Improved management by source countries with priority given to local food security considerations, as well as better monitoring and control of international trade are urgently needed to reduce threats to these species, according to the report.
The study was published in the journal Fish and Fisheries. It is based on data accumulated by experts over a period of 20 years. The full report is available on request.
For more information or to set up interviews, please contact:
Photo credit: Yvonne Sadovy – The Camouflage Grouper (Epinephelus polyphekadion) in a spawning aggregation. It is classified as Near Threatened on The IUCN Red List of Threatened Species due largely to aggregation fishing in the live reef fish trade.
About IUCN – IUCN, International Union for Conservation of Nature, helps the world find pragmatic solutions to our most pressing environment and development challenges. IUCN supports scientific research, manages field projects all over the world, and brings governments, NGOs, the UN and companies together to develop policy, laws and best practice. IUCN is the world’s oldest and largest global environmental organization, with more than 1,000 government and NGO members and almost 11,000 volunteer experts in some 160 countries.
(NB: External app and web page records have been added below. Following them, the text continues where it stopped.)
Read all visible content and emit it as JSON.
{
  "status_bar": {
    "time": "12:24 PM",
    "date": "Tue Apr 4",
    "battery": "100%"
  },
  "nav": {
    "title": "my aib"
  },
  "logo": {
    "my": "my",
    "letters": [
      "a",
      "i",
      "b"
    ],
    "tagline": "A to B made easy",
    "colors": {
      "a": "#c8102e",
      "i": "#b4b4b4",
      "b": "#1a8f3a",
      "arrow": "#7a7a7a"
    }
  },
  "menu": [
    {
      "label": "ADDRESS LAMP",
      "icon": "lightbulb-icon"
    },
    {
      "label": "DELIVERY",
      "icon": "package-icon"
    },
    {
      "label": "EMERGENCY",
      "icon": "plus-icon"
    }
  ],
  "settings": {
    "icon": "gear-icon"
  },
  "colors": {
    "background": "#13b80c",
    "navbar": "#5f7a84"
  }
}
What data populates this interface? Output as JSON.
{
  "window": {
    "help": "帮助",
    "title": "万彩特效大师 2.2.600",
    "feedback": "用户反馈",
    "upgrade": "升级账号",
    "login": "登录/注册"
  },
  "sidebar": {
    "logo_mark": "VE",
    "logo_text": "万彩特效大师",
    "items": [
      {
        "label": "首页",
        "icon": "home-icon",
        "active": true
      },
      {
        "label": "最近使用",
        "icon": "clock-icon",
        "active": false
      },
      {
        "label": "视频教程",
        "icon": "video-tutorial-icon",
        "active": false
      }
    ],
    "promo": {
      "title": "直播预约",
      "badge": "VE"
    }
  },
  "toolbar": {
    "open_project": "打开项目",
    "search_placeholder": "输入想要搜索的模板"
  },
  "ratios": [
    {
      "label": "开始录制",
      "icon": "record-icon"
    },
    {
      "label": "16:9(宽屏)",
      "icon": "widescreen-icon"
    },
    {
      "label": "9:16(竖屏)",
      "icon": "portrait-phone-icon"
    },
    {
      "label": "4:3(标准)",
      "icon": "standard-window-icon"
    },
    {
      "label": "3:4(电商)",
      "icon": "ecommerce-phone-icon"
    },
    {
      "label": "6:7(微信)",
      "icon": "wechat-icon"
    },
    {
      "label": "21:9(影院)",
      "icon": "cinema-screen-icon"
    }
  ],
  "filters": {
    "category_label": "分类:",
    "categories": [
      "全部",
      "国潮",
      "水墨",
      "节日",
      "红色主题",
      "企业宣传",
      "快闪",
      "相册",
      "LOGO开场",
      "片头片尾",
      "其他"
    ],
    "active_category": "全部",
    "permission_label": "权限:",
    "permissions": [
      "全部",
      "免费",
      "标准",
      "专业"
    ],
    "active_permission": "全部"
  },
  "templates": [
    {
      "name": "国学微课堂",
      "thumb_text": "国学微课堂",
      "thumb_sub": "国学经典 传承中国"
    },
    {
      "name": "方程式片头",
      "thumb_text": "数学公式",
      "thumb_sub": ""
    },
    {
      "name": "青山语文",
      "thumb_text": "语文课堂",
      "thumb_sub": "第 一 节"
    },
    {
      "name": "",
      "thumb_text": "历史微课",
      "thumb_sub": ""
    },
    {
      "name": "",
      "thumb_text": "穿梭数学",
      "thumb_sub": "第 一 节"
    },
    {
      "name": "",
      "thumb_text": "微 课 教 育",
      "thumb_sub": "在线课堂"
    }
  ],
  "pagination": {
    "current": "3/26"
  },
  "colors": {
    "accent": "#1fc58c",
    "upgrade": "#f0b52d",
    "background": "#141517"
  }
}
IUCN’s work is supported by over 1,000 staff in 60 offices and hundreds of partners in public, NGO and private sectors around the world.
About the Species Survival Commission – The Species Survival Commission (SSC) is the largest of IUCN’s six volunteer commissions with a global membership of around 8,000 experts. SSC advises IUCN and its members on the wide range of technical and scientific aspects of species conservation, and is dedicated to securing a future for biodiversity. SSC has significant input into the international agreements dealing with biodiversity conservation.
About the IUCN SSC Grouper and Wrasse Specialist Group – IUCN SSC Groupers and Wrasses Specialist Group was established in 1998/9. Its mission is to promote the conservation, management and wise use of groupers and wrasses, and to enhance awareness of the vulnerability of this group of fishes, and of the habitats upon which they depend. The Specialist Group has 40 members from 18 countries. In December 2011 the group published Groupers of the World: A Field and Market Guide. The book is a detailed but easy-to-use guide to all of the more than 160 recognised species of these mostly large, colourful, tropical reef fishes. It is an indispensible resource that can be used by fisheries managers and conservationists to develop and implement conservation action to better protect groupers across the world.
About the IUCN Red List of Threatened Species(tm) – The IUCN Red List of Threatened Species(tm) (or The IUCN Red List) is the world’s most comprehensive information source on the global conservation status of plant, animal and fungi species. It is based on an objective system for assessing the risk of extinction of a species should no conservation action be taken. Species are assigned to one of eight categories of threat based on whether they meet criteria linked to population trend, population size and structure and geographic range. Species listed as Critically Endangered, Endangered or Vulnerable are collectively described as ‘Threatened’. The IUCN Red List is not just a register of names and associated threat categories. It is a rich compendium of information on the threats to the species, their ecological requirements, where they live, and information on conservation actions that can be used to reduce or prevent extinctions. The IUCN Red List is a joint effort between IUCN and its Species Survival Commission, working with its Red List partners BirdLife International; Botanic Gardens Conservation International; Conservation International; NatureServe; Microsoft; Royal Botanic Gardens, Kew; Sapienza University of Rome; Texas A&M University; Wildscreen; and Zoological Society of London.